→ **Goal of the exercise**: Go through the data below line by line and report how many lines contain "icon", giving only that figure.

→ **Data records**:
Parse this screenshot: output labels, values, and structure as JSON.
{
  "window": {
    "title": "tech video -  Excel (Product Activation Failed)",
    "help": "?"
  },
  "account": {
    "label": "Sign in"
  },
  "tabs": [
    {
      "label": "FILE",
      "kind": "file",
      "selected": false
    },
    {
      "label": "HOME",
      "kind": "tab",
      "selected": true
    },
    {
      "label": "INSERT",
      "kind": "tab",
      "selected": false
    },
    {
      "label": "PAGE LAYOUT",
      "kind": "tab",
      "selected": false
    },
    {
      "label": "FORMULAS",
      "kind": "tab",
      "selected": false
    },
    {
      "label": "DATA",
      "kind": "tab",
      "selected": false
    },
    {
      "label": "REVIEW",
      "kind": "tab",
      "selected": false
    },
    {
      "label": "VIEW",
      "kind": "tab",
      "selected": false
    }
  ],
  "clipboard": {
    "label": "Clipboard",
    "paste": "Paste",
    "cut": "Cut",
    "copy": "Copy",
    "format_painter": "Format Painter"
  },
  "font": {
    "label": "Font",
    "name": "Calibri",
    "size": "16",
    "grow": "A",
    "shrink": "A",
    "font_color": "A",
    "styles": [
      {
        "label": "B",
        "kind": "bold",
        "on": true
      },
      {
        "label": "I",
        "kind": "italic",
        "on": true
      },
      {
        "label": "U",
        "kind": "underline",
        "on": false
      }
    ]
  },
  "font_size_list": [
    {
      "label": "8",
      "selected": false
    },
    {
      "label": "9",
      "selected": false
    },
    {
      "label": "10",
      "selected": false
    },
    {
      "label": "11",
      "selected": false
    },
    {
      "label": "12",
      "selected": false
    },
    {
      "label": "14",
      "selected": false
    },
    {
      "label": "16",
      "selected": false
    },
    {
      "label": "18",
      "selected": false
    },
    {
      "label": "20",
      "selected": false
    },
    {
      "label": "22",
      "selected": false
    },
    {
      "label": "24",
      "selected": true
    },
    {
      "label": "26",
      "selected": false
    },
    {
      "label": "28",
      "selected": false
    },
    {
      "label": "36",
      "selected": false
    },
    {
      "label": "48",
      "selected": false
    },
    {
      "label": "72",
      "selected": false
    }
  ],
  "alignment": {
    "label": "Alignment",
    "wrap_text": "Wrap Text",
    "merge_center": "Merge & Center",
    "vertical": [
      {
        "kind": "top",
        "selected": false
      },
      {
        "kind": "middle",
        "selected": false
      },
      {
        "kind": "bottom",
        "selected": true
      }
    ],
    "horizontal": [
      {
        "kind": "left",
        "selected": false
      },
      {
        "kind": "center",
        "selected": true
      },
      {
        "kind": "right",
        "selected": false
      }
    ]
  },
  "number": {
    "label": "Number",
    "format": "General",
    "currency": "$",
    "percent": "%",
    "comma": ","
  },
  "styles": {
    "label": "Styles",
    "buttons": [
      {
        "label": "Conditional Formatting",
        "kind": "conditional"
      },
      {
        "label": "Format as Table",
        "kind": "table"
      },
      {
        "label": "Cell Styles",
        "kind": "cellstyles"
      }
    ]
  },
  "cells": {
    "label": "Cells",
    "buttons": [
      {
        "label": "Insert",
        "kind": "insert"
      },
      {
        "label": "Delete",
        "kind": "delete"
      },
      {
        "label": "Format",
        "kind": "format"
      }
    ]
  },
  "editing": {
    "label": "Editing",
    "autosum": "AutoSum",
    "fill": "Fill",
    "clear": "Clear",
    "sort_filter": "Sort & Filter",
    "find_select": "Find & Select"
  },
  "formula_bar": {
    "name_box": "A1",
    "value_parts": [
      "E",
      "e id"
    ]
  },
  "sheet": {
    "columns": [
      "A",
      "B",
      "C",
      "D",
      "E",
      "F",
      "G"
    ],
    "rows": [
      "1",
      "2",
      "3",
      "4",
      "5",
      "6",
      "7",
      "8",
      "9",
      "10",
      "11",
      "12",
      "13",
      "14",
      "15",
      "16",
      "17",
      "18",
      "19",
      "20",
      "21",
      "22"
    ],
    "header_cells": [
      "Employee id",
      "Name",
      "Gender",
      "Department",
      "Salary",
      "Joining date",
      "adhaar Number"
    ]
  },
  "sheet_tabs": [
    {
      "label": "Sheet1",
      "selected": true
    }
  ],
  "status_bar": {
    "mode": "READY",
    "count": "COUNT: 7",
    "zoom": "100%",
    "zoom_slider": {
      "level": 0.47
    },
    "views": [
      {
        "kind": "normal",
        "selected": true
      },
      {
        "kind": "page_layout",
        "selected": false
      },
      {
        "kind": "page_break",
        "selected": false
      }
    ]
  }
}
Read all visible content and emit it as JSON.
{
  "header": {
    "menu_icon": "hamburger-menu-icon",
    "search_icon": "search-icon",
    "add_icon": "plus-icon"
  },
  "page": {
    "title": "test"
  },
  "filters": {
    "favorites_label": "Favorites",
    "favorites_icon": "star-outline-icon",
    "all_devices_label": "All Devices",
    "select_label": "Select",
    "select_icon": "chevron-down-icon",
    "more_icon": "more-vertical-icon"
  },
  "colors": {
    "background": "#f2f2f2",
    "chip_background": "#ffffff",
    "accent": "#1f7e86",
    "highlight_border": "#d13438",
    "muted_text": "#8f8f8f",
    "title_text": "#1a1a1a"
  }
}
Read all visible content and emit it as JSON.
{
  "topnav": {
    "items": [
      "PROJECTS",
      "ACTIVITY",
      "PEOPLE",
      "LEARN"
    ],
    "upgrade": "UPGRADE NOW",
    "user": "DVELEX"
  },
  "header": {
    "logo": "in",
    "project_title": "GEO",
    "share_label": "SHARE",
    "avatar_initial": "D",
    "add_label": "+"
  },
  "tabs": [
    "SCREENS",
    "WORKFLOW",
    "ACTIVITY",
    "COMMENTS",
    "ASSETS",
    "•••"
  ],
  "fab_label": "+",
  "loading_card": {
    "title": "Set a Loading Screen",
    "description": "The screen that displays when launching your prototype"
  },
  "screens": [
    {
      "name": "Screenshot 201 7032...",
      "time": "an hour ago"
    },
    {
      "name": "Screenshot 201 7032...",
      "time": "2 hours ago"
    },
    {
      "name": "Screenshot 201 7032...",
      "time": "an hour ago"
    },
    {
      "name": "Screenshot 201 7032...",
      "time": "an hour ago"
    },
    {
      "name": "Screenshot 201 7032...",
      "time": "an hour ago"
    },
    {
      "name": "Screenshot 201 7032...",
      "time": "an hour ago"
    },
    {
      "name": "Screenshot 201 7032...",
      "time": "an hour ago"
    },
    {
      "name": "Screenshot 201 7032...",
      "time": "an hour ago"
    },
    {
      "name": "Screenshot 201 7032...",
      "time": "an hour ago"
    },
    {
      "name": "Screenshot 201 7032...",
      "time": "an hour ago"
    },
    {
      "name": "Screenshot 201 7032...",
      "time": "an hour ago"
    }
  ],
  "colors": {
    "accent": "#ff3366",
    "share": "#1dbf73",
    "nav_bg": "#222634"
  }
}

→ **Output for this exercise**: 6